The photographs that made the “cut” are published in The City of Shadows, which contains pages after pages of photographs with little guiding textual narrative. There is a strong scent of the film noir aesthetic on these portraits of murderers, gangsters, loan sharks, hustlers, prostitutes, drug addicts, and gamblers that walked the dark alleys of Sydney during that era. There is a certain mystery and intrigue heightened by the image-driven format of the book. The second compilation, Crooks Like Us is more expository and incorporate police-recorded documents, testimonies, and confessions.
In the process of sorting through thousands of files, the curators became enchanted with the “insouciant faces staring back.” There is certainly style in the clothes, swagger in the poses, and devilishness in the smiles that set these images apart from most mug shots. There is something haunting, memorable, and almost sublime about them—even though the subjects led sordid lives.
Perhaps, this collection speaks to the criminal in us. And vice versa.
Browse the vintage criminal portraits gallery from The City of Shadows.
Did you know Alphonse Bertillon standardized the mug shot and crime scene photography? But that’s not all. Read about his significant contributions to fingerprinting and biometric research here.

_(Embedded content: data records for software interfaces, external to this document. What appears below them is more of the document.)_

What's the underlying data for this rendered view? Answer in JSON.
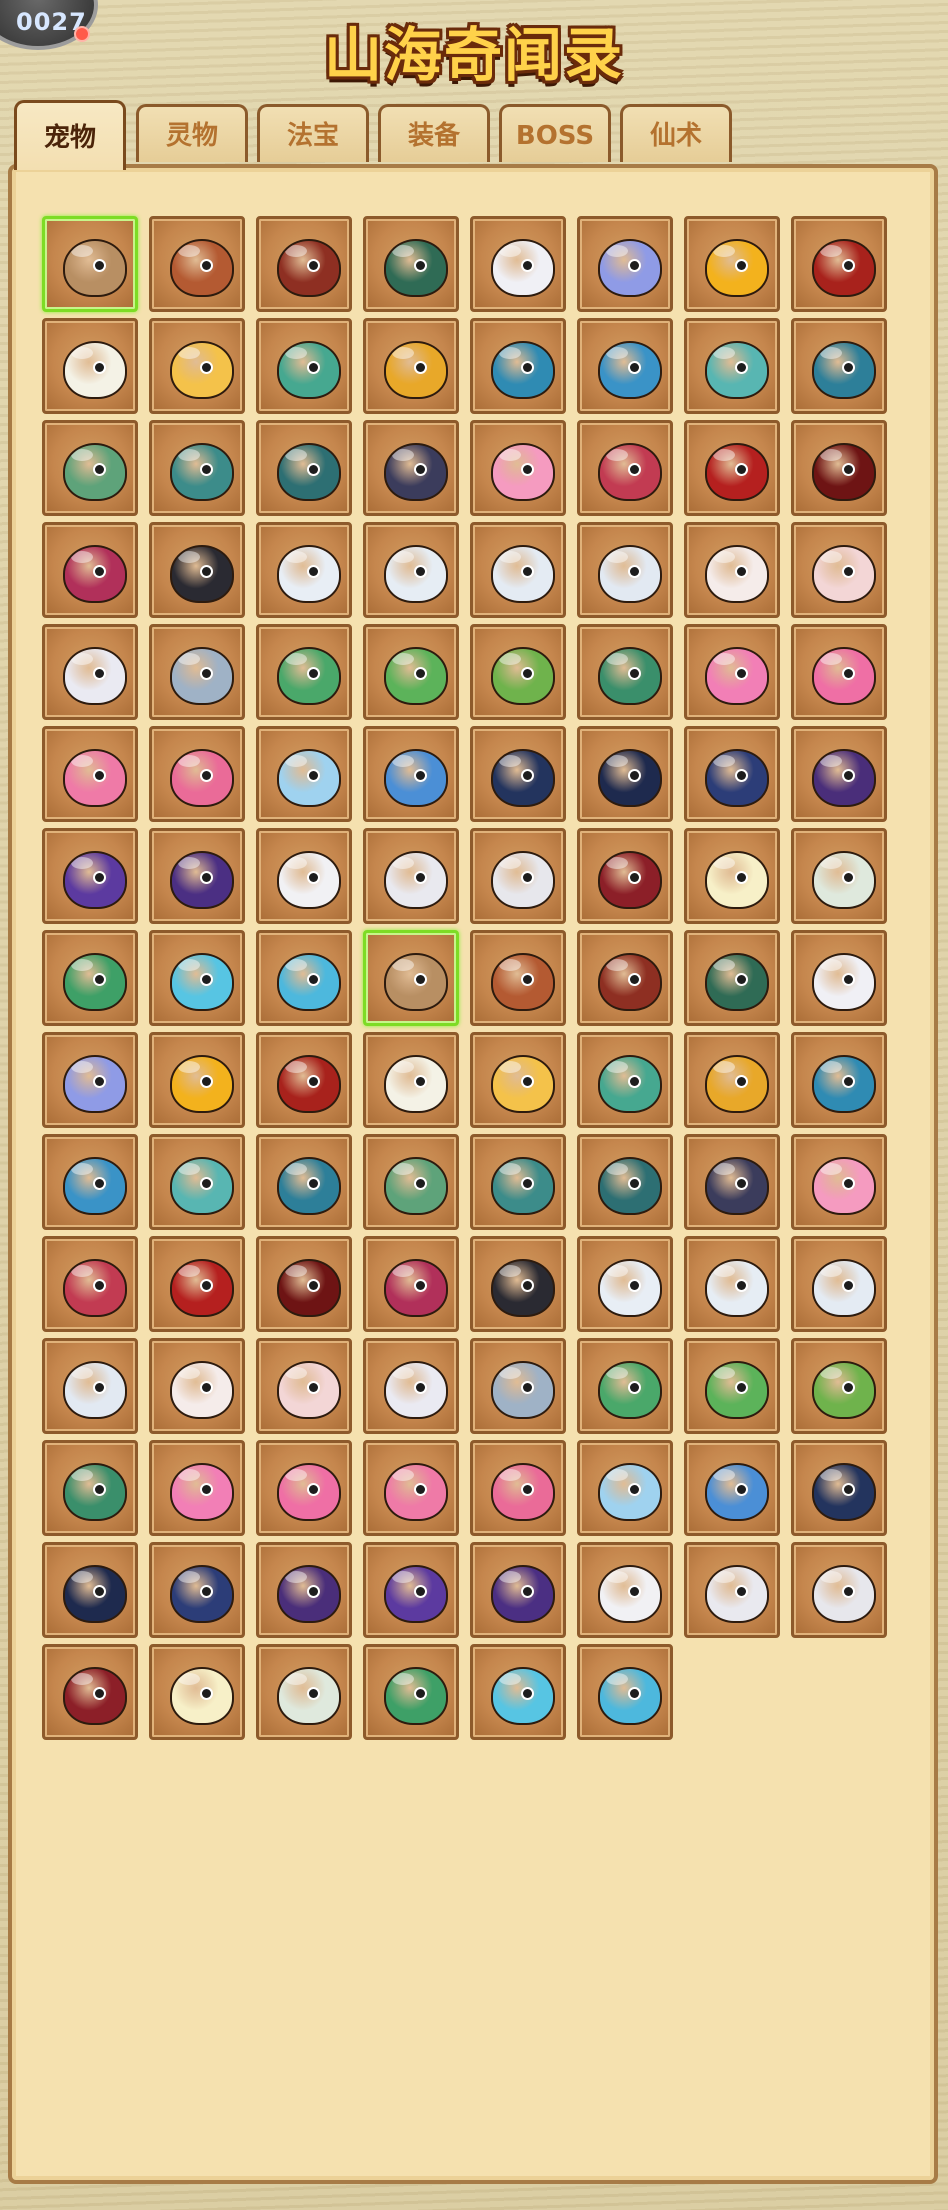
{
  "header": {
    "title": "山海奇闻录",
    "corner_counter": "0027",
    "notify_color": "#ff5a4a"
  },
  "tabs": [
    {
      "label": "宠物",
      "active": true
    },
    {
      "label": "灵物",
      "active": false
    },
    {
      "label": "法宝",
      "active": false
    },
    {
      "label": "装备",
      "active": false
    },
    {
      "label": "BOSS",
      "active": false
    },
    {
      "label": "仙术",
      "active": false
    }
  ],
  "pets": [
    {
      "icon": "monkey-icon",
      "color": "#b88f63",
      "selected": true
    },
    {
      "icon": "monkey-icon",
      "color": "#b45a32"
    },
    {
      "icon": "monkey-warrior-icon",
      "color": "#8e2f22"
    },
    {
      "icon": "monkey-king-icon",
      "color": "#2f6b55"
    },
    {
      "icon": "white-spirit-icon",
      "color": "#f0f0f5"
    },
    {
      "icon": "unicorn-icon",
      "color": "#8f9be6"
    },
    {
      "icon": "golden-helmet-icon",
      "color": "#f3b21d"
    },
    {
      "icon": "crimson-helmet-icon",
      "color": "#a8221c"
    },
    {
      "icon": "white-bird-icon",
      "color": "#f4f2e6"
    },
    {
      "icon": "yellow-bird-icon",
      "color": "#f4c24a"
    },
    {
      "icon": "jade-bird-icon",
      "color": "#46a890"
    },
    {
      "icon": "gold-armor-bird-icon",
      "color": "#e8a829"
    },
    {
      "icon": "teal-fish-icon",
      "color": "#2f8bb3"
    },
    {
      "icon": "blue-fish-icon",
      "color": "#3a93c7"
    },
    {
      "icon": "horned-fish-icon",
      "color": "#58b6b2"
    },
    {
      "icon": "armored-fish-icon",
      "color": "#2d7f99"
    },
    {
      "icon": "green-dragon-icon",
      "color": "#5ea37a"
    },
    {
      "icon": "teal-dragon-icon",
      "color": "#3c8c8a"
    },
    {
      "icon": "horned-dragon-icon",
      "color": "#2d6f73"
    },
    {
      "icon": "demon-dragon-icon",
      "color": "#3b3c5c"
    },
    {
      "icon": "pink-chick-icon",
      "color": "#f59bc0"
    },
    {
      "icon": "red-bird-icon",
      "color": "#c23b52"
    },
    {
      "icon": "fire-bird-icon",
      "color": "#b5201f"
    },
    {
      "icon": "dark-phoenix-icon",
      "color": "#6e1414"
    },
    {
      "icon": "magenta-wolf-icon",
      "color": "#b1305a"
    },
    {
      "icon": "black-wolf-icon",
      "color": "#2a2a32"
    },
    {
      "icon": "sheep-icon",
      "color": "#e8eef5"
    },
    {
      "icon": "sheep-icon",
      "color": "#e6edf4"
    },
    {
      "icon": "sheep-icon",
      "color": "#e4ebf3"
    },
    {
      "icon": "sheep-icon",
      "color": "#e2e9f2"
    },
    {
      "icon": "white-rabbit-icon",
      "color": "#f5ecea"
    },
    {
      "icon": "pink-rabbit-icon",
      "color": "#f3d6d6"
    },
    {
      "icon": "armored-rabbit-icon",
      "color": "#eaeaf2"
    },
    {
      "icon": "steel-rabbit-icon",
      "color": "#9fb2c6"
    },
    {
      "icon": "green-parrot-icon",
      "color": "#4aa86a"
    },
    {
      "icon": "green-parrot-icon",
      "color": "#5cb35a"
    },
    {
      "icon": "feather-parrot-icon",
      "color": "#6fb34c"
    },
    {
      "icon": "peacock-icon",
      "color": "#3a8f6b"
    },
    {
      "icon": "pink-fairy-icon",
      "color": "#f27fb6"
    },
    {
      "icon": "pink-fairy-icon",
      "color": "#ef6fa5"
    },
    {
      "icon": "mermaid-icon",
      "color": "#ef7aa7"
    },
    {
      "icon": "mermaid-icon",
      "color": "#ea6b98"
    },
    {
      "icon": "blue-wisp-icon",
      "color": "#9fd2ef"
    },
    {
      "icon": "blue-unicorn-icon",
      "color": "#4b8fd6"
    },
    {
      "icon": "navy-knight-icon",
      "color": "#23345e"
    },
    {
      "icon": "navy-unicorn-icon",
      "color": "#1e2a4e"
    },
    {
      "icon": "navy-helm-icon",
      "color": "#2c3d78"
    },
    {
      "icon": "purple-helm-icon",
      "color": "#4a2e7a"
    },
    {
      "icon": "purple-horse-icon",
      "color": "#5c3aa0"
    },
    {
      "icon": "purple-armor-icon",
      "color": "#4b2f83"
    },
    {
      "icon": "white-ghost-icon",
      "color": "#f1f1f4"
    },
    {
      "icon": "masked-ghost-icon",
      "color": "#e9e9ef"
    },
    {
      "icon": "horned-mask-icon",
      "color": "#e7e7ec"
    },
    {
      "icon": "crimson-mask-icon",
      "color": "#8c1f28"
    },
    {
      "icon": "yellow-chick-icon",
      "color": "#f7f0c8"
    },
    {
      "icon": "eagle-icon",
      "color": "#dfe9dd"
    },
    {
      "icon": "green-eagle-icon",
      "color": "#3ea067"
    },
    {
      "icon": "cyan-hair-icon",
      "color": "#57c5e3"
    },
    {
      "icon": "cyan-hair-icon",
      "color": "#4db8dd"
    },
    {
      "icon": "monkey-icon",
      "color": "#b88f63",
      "selected": true
    },
    {
      "icon": "monkey-icon",
      "color": "#b45a32"
    },
    {
      "icon": "monkey-warrior-icon",
      "color": "#8e2f22"
    },
    {
      "icon": "monkey-king-icon",
      "color": "#2f6b55"
    },
    {
      "icon": "white-spirit-icon",
      "color": "#f0f0f5"
    },
    {
      "icon": "unicorn-icon",
      "color": "#8f9be6"
    },
    {
      "icon": "golden-helmet-icon",
      "color": "#f3b21d"
    },
    {
      "icon": "crimson-helmet-icon",
      "color": "#a8221c"
    },
    {
      "icon": "white-bird-icon",
      "color": "#f4f2e6"
    },
    {
      "icon": "yellow-bird-icon",
      "color": "#f4c24a"
    },
    {
      "icon": "jade-bird-icon",
      "color": "#46a890"
    },
    {
      "icon": "gold-armor-bird-icon",
      "color": "#e8a829"
    },
    {
      "icon": "teal-fish-icon",
      "color": "#2f8bb3"
    },
    {
      "icon": "blue-fish-icon",
      "color": "#3a93c7"
    },
    {
      "icon": "horned-fish-icon",
      "color": "#58b6b2"
    },
    {
      "icon": "armored-fish-icon",
      "color": "#2d7f99"
    },
    {
      "icon": "green-dragon-icon",
      "color": "#5ea37a"
    },
    {
      "icon": "teal-dragon-icon",
      "color": "#3c8c8a"
    },
    {
      "icon": "horned-dragon-icon",
      "color": "#2d6f73"
    },
    {
      "icon": "demon-dragon-icon",
      "color": "#3b3c5c"
    },
    {
      "icon": "pink-chick-icon",
      "color": "#f59bc0"
    },
    {
      "icon": "red-bird-icon",
      "color": "#c23b52"
    },
    {
      "icon": "fire-bird-icon",
      "color": "#b5201f"
    },
    {
      "icon": "dark-phoenix-icon",
      "color": "#6e1414"
    },
    {
      "icon": "magenta-wolf-icon",
      "color": "#b1305a"
    },
    {
      "icon": "black-wolf-icon",
      "color": "#2a2a32"
    },
    {
      "icon": "sheep-icon",
      "color": "#e8eef5"
    },
    {
      "icon": "sheep-icon",
      "color": "#e6edf4"
    },
    {
      "icon": "sheep-icon",
      "color": "#e4ebf3"
    },
    {
      "icon": "sheep-icon",
      "color": "#e2e9f2"
    },
    {
      "icon": "white-rabbit-icon",
      "color": "#f5ecea"
    },
    {
      "icon": "pink-rabbit-icon",
      "color": "#f3d6d6"
    },
    {
      "icon": "armored-rabbit-icon",
      "color": "#eaeaf2"
    },
    {
      "icon": "steel-rabbit-icon",
      "color": "#9fb2c6"
    },
    {
      "icon": "green-parrot-icon",
      "color": "#4aa86a"
    },
    {
      "icon": "green-parrot-icon",
      "color": "#5cb35a"
    },
    {
      "icon": "feather-parrot-icon",
      "color": "#6fb34c"
    },
    {
      "icon": "peacock-icon",
      "color": "#3a8f6b"
    },
    {
      "icon": "pink-fairy-icon",
      "color": "#f27fb6"
    },
    {
      "icon": "pink-fairy-icon",
      "color": "#ef6fa5"
    },
    {
      "icon": "mermaid-icon",
      "color": "#ef7aa7"
    },
    {
      "icon": "mermaid-icon",
      "color": "#ea6b98"
    },
    {
      "icon": "blue-wisp-icon",
      "color": "#9fd2ef"
    },
    {
      "icon": "blue-unicorn-icon",
      "color": "#4b8fd6"
    },
    {
      "icon": "navy-knight-icon",
      "color": "#23345e"
    },
    {
      "icon": "navy-unicorn-icon",
      "color": "#1e2a4e"
    },
    {
      "icon": "navy-helm-icon",
      "color": "#2c3d78"
    },
    {
      "icon": "purple-helm-icon",
      "color": "#4a2e7a"
    },
    {
      "icon": "purple-horse-icon",
      "color": "#5c3aa0"
    },
    {
      "icon": "purple-armor-icon",
      "color": "#4b2f83"
    },
    {
      "icon": "white-ghost-icon",
      "color": "#f1f1f4"
    },
    {
      "icon": "masked-ghost-icon",
      "color": "#e9e9ef"
    },
    {
      "icon": "horned-mask-icon",
      "color": "#e7e7ec"
    },
    {
      "icon": "crimson-mask-icon",
      "color": "#8c1f28"
    },
    {
      "icon": "yellow-chick-icon",
      "color": "#f7f0c8"
    },
    {
      "icon": "eagle-icon",
      "color": "#dfe9dd"
    },
    {
      "icon": "green-eagle-icon",
      "color": "#3ea067"
    },
    {
      "icon": "cyan-hair-icon",
      "color": "#57c5e3"
    },
    {
      "icon": "cyan-hair-icon",
      "color": "#4db8dd"
    }
  ]
}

You may also be interested in our feature series on Film Noir.
Images Courtesy of La boite verte.